>>

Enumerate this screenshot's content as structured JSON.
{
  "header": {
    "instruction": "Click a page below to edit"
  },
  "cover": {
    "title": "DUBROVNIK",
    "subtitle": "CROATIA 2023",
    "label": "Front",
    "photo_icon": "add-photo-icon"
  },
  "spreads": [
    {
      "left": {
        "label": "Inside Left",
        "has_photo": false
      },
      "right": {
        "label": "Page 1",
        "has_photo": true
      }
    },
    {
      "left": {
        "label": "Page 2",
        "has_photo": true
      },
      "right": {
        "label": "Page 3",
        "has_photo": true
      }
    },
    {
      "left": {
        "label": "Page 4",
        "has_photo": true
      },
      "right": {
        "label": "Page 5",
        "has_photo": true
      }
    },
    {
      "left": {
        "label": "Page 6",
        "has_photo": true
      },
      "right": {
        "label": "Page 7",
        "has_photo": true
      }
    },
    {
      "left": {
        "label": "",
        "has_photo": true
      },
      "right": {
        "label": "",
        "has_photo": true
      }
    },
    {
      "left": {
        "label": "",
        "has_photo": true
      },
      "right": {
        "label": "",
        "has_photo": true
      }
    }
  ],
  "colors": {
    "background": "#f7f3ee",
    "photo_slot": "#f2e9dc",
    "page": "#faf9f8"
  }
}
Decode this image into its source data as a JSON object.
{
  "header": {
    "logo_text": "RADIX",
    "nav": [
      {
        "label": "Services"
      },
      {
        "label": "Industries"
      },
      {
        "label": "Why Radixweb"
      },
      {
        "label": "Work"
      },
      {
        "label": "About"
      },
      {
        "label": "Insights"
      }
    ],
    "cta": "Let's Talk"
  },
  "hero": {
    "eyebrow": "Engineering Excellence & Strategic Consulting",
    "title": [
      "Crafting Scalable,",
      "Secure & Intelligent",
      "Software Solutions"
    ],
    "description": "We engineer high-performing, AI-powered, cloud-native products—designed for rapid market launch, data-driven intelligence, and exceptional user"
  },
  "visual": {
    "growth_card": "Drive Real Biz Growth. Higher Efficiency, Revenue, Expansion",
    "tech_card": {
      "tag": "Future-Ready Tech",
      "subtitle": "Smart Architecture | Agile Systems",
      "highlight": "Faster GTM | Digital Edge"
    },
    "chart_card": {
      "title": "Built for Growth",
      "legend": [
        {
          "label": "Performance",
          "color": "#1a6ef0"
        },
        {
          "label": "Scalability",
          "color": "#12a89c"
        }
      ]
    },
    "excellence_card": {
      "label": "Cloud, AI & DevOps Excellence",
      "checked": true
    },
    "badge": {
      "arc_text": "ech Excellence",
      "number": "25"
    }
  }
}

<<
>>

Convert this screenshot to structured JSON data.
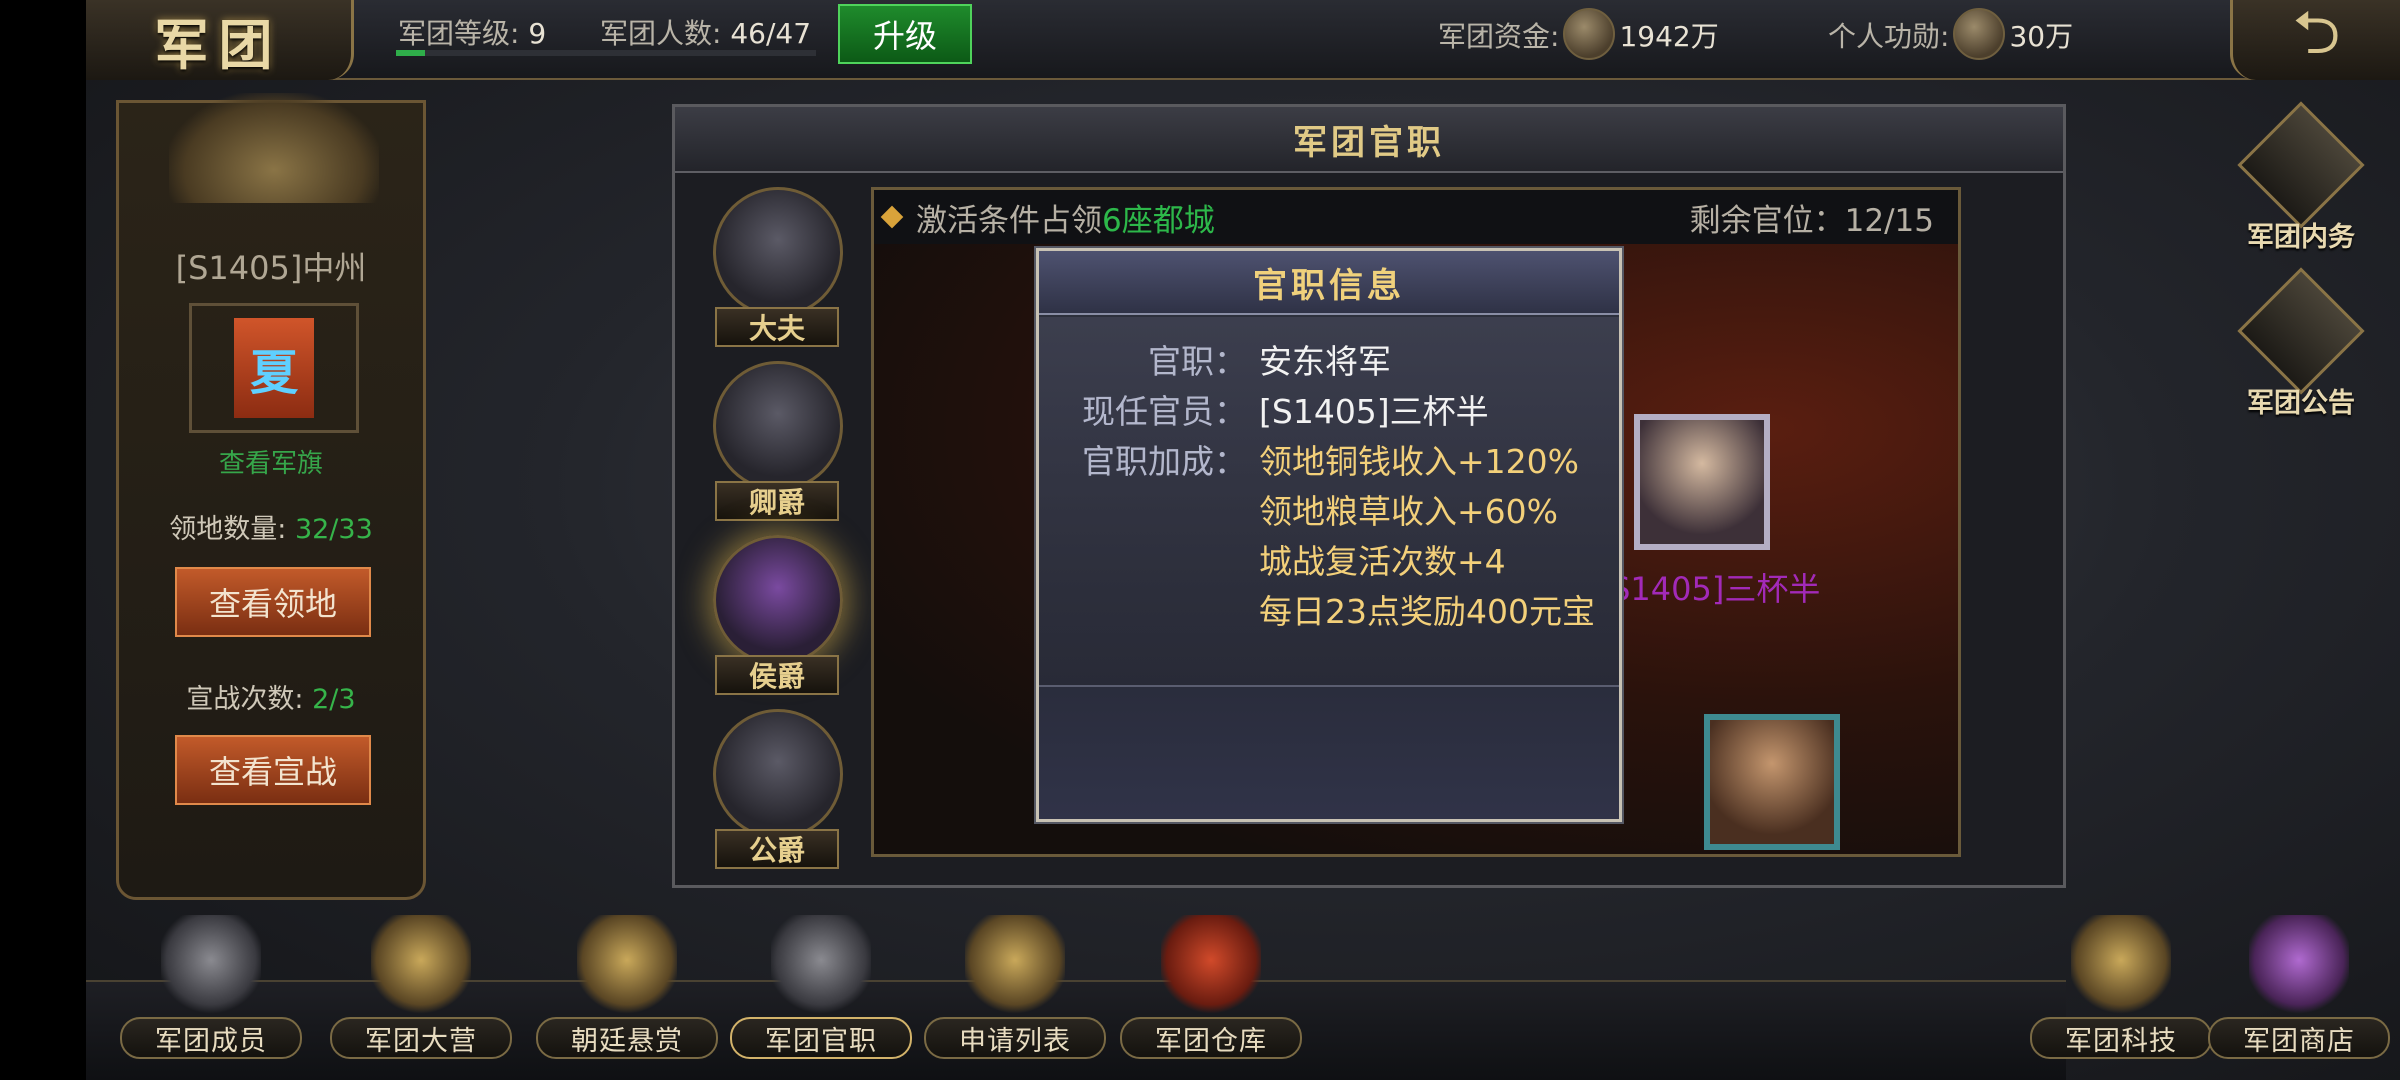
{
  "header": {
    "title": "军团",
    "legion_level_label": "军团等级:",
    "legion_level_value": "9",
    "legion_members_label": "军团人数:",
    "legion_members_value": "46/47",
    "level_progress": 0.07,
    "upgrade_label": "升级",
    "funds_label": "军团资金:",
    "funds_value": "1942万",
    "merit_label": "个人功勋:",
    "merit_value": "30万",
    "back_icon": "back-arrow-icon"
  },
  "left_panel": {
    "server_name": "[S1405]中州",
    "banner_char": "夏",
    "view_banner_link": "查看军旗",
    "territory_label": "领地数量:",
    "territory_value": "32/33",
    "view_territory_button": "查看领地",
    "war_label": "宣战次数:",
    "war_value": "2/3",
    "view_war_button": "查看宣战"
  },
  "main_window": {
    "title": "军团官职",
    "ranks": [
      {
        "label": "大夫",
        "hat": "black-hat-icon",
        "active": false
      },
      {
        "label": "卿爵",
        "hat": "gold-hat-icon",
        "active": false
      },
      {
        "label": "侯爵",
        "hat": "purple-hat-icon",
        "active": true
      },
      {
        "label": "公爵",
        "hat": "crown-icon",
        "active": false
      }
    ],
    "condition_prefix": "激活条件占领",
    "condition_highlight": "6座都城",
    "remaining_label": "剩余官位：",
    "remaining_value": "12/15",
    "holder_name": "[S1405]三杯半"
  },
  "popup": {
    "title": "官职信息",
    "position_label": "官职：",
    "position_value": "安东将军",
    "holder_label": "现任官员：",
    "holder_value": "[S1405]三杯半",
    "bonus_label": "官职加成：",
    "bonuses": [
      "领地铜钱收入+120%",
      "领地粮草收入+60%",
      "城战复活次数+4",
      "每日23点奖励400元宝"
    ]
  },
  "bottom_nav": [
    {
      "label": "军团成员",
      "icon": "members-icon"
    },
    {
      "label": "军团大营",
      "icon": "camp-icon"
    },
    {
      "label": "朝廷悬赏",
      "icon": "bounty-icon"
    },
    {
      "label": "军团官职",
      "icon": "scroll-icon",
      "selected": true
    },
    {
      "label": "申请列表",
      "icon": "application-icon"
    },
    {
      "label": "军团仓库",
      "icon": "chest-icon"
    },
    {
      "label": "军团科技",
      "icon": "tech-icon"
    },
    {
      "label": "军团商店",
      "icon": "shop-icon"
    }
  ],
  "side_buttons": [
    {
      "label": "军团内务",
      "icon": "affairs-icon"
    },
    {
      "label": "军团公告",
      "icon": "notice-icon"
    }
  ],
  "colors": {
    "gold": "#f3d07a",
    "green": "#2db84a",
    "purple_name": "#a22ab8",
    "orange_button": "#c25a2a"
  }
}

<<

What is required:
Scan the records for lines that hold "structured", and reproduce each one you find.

Solved problem:
Enumerate this screenshot's content as structured JSON.
Convert this screenshot to structured JSON data.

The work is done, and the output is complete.